Arctic Challenge for Sustainability Project

ArCS Blog

ArCS Blog

Aalborg, the fourth largest city in Denmark (See Photo 1), is known as the town in which the largest number of Greenlanders in Denmark live (See the following article in Greenland’s national newspaper Sermitsiaq, electronic edition, March 7, 2018: “Rekordmange grønlændere bor i Danmark”) (Also, see Photo 2). The city also has strong industrial and trade ties with Greenland - there is a port that serves as a major transport hub in the exchange with Greenland (Greenland Havn) and the headquarters of Royal Greenland, the world’s largest supplier of maritime products, are located. Thanks to the financial support of the ArCS’ Program for Overseas Visits by Young Researchers, I was blessed with the opportunity to spend ten months, from 20 March 2017 to 31 January 2018, in that city where, although in Denmark, one can feel the presence of Greenland a lot.

I visited Sakha Republic in northeastern Siberia during July-September, 2017. The aims of my stay were 1) to conduct summer field surveys and 2) to develop future research opportunities with scientists specialized in subarctic ecosystems.

Large areas of northeastern Siberia are covered by taiga forests, which play critical roles in global carbon and nutrient cycles. High-latitude regions have experienced rapid environmental changes that can affect carbon fluxes (fixation and emissions) of the forests. I mainly focus on carbon dynamics in the soils, as soils contain a large amount of organic carbon which can be a source of greenhouse gases under projected warming. I conducted field works in taiga and taiga-tundra ecotones and collected data to estimate carbon stocks and respirations in the soils.
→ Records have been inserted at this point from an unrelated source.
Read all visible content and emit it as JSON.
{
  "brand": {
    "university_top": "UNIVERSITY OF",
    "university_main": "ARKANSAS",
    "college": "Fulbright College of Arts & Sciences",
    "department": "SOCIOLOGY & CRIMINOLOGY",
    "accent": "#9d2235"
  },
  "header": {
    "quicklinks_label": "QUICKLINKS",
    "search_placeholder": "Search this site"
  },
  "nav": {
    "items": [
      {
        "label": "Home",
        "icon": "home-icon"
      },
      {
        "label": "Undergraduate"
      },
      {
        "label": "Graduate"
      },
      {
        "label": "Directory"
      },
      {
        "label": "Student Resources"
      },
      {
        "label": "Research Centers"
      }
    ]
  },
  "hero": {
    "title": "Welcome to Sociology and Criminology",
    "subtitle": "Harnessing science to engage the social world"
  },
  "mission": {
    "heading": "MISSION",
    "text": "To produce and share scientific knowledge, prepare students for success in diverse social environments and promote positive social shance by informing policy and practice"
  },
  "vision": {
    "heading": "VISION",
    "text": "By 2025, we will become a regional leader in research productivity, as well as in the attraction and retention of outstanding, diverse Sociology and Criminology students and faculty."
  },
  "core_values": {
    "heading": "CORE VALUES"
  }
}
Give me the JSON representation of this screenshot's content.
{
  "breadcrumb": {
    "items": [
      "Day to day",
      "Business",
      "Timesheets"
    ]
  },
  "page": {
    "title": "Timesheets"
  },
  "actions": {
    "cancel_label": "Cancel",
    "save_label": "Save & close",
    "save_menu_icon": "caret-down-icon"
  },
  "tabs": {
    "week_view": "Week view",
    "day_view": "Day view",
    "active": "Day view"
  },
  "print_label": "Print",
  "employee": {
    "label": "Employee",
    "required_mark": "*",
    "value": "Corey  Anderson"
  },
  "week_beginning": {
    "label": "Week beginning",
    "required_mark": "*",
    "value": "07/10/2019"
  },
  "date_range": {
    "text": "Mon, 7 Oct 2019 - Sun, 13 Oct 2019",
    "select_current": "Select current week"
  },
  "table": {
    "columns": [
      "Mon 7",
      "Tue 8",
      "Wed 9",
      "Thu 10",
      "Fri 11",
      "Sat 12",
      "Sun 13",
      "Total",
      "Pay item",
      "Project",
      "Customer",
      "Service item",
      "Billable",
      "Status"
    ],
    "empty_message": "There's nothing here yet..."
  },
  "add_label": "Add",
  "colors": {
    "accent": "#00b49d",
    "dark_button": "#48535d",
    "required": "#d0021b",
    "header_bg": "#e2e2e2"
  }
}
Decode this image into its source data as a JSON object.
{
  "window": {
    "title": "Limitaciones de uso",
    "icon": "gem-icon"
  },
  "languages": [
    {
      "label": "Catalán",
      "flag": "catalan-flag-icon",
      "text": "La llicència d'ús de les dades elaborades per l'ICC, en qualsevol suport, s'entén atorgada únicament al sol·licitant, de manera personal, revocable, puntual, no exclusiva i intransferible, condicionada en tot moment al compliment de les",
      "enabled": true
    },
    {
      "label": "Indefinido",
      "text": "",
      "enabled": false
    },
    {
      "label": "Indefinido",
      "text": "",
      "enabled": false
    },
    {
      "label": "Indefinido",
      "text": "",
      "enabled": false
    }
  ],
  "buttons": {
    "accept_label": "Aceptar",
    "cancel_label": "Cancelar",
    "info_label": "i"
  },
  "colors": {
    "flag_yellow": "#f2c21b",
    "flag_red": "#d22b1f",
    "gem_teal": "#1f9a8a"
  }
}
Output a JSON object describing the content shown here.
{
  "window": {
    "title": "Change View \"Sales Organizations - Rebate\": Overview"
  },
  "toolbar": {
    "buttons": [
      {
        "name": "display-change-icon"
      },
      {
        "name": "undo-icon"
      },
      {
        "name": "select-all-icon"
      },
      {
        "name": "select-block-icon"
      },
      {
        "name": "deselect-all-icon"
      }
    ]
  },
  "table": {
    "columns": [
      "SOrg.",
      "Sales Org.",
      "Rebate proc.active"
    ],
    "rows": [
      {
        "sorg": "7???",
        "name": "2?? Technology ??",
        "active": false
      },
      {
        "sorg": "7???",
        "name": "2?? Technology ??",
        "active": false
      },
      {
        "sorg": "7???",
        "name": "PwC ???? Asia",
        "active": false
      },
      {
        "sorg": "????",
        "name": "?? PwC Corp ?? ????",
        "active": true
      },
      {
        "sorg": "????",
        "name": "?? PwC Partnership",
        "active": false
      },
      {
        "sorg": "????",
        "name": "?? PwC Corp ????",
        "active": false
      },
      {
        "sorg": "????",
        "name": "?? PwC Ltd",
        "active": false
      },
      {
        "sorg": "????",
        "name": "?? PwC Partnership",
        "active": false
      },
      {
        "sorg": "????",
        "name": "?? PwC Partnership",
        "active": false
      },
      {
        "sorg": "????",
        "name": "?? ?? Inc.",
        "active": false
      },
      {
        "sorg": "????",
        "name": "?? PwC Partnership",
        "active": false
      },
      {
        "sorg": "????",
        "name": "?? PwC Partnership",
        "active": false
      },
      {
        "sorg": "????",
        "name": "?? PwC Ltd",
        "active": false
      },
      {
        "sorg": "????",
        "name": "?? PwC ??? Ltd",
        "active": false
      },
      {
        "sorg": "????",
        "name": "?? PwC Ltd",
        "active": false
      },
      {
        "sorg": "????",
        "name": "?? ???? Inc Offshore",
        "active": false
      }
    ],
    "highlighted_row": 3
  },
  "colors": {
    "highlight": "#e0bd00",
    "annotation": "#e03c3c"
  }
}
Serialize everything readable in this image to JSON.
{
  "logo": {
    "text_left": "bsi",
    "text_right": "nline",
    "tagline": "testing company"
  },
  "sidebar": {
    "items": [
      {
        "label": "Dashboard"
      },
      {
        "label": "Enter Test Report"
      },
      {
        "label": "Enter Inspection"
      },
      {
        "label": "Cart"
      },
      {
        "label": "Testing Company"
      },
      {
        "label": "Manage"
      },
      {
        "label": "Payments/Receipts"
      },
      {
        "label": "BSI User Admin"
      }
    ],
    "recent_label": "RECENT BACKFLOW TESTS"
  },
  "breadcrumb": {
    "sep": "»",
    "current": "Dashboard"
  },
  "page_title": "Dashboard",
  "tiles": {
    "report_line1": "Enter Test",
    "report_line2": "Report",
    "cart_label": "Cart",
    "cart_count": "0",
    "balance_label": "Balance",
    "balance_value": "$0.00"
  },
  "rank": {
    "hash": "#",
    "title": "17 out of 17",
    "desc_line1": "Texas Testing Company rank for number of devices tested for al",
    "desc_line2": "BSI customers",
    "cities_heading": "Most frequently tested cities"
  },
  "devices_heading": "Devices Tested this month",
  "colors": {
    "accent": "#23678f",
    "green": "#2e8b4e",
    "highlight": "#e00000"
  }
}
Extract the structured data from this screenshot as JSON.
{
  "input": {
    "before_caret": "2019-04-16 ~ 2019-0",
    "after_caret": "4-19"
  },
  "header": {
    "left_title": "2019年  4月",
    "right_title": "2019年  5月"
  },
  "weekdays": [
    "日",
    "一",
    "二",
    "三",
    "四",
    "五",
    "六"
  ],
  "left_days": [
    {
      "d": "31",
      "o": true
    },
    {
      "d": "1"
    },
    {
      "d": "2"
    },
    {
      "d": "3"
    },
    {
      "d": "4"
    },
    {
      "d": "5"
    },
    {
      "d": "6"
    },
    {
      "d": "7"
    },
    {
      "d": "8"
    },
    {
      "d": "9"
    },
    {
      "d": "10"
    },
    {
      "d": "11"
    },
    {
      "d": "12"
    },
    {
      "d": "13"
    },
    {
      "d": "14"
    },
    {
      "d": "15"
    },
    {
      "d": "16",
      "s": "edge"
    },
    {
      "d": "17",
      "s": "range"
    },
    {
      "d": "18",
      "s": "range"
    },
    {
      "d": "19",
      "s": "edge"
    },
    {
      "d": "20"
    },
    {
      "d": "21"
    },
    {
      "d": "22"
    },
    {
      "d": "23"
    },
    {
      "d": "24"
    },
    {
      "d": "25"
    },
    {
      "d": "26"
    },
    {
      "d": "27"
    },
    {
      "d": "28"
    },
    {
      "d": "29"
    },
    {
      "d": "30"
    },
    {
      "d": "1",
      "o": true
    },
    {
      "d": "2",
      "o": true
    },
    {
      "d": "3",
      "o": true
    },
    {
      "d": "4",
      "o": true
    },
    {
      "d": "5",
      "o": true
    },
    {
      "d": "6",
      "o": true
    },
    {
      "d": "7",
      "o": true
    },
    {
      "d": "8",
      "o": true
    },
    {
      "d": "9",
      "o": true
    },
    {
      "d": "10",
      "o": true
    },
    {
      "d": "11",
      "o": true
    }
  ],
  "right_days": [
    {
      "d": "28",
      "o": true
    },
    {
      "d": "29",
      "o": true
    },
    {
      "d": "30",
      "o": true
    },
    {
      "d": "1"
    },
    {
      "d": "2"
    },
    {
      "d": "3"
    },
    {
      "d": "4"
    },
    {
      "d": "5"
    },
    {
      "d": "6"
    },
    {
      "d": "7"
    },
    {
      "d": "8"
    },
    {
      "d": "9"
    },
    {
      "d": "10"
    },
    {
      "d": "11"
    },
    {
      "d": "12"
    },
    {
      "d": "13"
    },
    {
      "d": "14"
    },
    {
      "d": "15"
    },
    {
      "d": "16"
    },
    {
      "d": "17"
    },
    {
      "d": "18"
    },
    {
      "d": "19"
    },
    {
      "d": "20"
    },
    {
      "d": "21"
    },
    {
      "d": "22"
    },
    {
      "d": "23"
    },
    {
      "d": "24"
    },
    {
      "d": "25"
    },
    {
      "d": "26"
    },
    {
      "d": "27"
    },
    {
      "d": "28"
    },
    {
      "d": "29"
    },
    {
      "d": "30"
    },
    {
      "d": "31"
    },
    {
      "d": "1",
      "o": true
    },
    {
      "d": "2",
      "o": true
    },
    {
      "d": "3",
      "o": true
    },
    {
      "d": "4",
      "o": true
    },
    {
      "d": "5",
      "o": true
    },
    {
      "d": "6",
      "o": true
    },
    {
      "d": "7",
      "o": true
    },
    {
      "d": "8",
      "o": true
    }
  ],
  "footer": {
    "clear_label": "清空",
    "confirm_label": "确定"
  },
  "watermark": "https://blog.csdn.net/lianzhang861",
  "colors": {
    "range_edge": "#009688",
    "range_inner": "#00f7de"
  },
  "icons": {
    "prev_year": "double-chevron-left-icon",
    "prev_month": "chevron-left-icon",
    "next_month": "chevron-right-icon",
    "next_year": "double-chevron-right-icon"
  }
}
With financial support from ArCS’ program for overseas visits by young researchers, I visited the Scripps Institution of Oceanography (Host Researcher: Prof. Fiamma Straneo) in San Diego, USA from 29 January to 9 February, 2018. Prof. Straneo is a physical oceanographer studying high latitude oceanic processes and their role in the climate system, including ice sheet-ocean interactions. The aims of my visit to the institution are to introduce my newly developed observational system and to discuss the collected physical oceanographic data with scientists in the physical oceanography group. Within this observational system, we deployed temperature, conductivity, and pressure sensors at depths of 5 and 100 m in a fjord in Greenland. This was done by lowering the cable-attached sensors from the edge of the glacier front. The observation allows us to gain insights on how the glacier melts in the ocean interior during summer.

ArCS activities consist of three categories: promotion of internationally collaborated research, enhancement of platforms for research in the Arctic, and dispatch of young researchers and specialists to Arctic research institutions and conferences. Here, promotion of research refers not only to natural science but also to social science to assess possible impacts of changes in the vulnerable Arctic environment on the world human activities and lives of people living there. 

After 4 straight days of successful samplings, today that was originally planned as a “spare day” for sampling turns out to be a free day. Curious on seeing a sunrise in Salluit at 62 degree north, I got up around 4 am hoping to capture the sunrise. To my disappointment, it was cloudy with drizzle drops accompanied by south-easterly winds, making every drop felt like freezing ice for me, a Solomon Islander. I was busy trying to pull down my jacket’s sleeve when the grasses below me moved.